> **Exercise**:
Your task is to reproduce the entries below word for word.

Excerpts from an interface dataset
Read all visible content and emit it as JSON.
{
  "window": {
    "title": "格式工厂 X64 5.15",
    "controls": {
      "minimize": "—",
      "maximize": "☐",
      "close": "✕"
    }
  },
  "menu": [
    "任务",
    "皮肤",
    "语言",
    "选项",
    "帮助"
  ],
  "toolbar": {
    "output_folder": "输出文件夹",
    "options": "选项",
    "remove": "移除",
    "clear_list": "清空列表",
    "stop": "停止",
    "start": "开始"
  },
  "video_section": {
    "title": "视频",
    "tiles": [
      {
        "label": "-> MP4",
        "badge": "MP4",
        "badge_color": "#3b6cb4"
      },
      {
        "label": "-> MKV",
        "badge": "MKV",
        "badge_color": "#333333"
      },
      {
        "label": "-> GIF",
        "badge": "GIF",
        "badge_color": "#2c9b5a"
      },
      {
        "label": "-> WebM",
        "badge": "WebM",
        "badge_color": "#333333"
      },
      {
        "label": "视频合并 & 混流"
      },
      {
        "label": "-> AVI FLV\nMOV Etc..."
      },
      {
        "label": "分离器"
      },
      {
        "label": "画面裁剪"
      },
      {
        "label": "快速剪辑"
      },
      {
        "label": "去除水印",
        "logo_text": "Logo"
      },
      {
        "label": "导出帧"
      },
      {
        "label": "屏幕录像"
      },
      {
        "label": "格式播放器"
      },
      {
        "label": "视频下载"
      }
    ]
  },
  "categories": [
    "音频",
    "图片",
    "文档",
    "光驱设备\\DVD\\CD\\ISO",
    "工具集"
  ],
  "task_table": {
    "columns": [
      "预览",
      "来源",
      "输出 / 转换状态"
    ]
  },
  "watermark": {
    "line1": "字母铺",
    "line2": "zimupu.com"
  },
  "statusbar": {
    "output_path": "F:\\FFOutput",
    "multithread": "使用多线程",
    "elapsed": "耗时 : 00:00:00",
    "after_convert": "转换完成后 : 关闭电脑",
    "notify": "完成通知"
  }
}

> **Finished task**:
Read all visible content and emit it as JSON.
{
  "window": {
    "title": "格式工厂 X64 5.15",
    "controls": {
      "minimize": "—",
      "maximize": "☐",
      "close": "✕"
    }
  },
  "menu": [
    "任务",
    "皮肤",
    "语言",
    "选项",
    "帮助"
  ],
  "toolbar": {
    "output_folder": "输出文件夹",
    "options": "选项",
    "remove": "移除",
    "clear_list": "清空列表",
    "stop": "停止",
    "start": "开始"
  },
  "video_section": {
    "title": "视频",
    "tiles": [
      {
        "label": "-> MP4",
        "badge": "MP4",
        "badge_color": "#3b6cb4"
      },
      {
        "label": "-> MKV",
        "badge": "MKV",
        "badge_color": "#333333"
      },
      {
        "label": "-> GIF",
        "badge": "GIF",
        "badge_color": "#2c9b5a"
      },
      {
        "label": "-> WebM",
        "badge": "WebM",
        "badge_color": "#333333"
      },
      {
        "label": "视频合并 & 混流"
      },
      {
        "label": "-> AVI FLV\nMOV Etc..."
      },
      {
        "label": "分离器"
      },
      {
        "label": "画面裁剪"
      },
      {
        "label": "快速剪辑"
      },
      {
        "label": "去除水印",
        "logo_text": "Logo"
      },
      {
        "label": "导出帧"
      },
      {
        "label": "屏幕录像"
      },
      {
        "label": "格式播放器"
      },
      {
        "label": "视频下载"
      }
    ]
  },
  "categories": [
    "音频",
    "图片",
    "文档",
    "光驱设备\\DVD\\CD\\ISO",
    "工具集"
  ],
  "task_table": {
    "columns": [
      "预览",
      "来源",
      "输出 / 转换状态"
    ]
  },
  "watermark": {
    "line1": "字母铺",
    "line2": "zimupu.com"
  },
  "statusbar": {
    "output_path": "F:\\FFOutput",
    "multithread": "使用多线程",
    "elapsed": "耗时 : 00:00:00",
    "after_convert": "转换完成后 : 关闭电脑",
    "notify": "完成通知"
  }
}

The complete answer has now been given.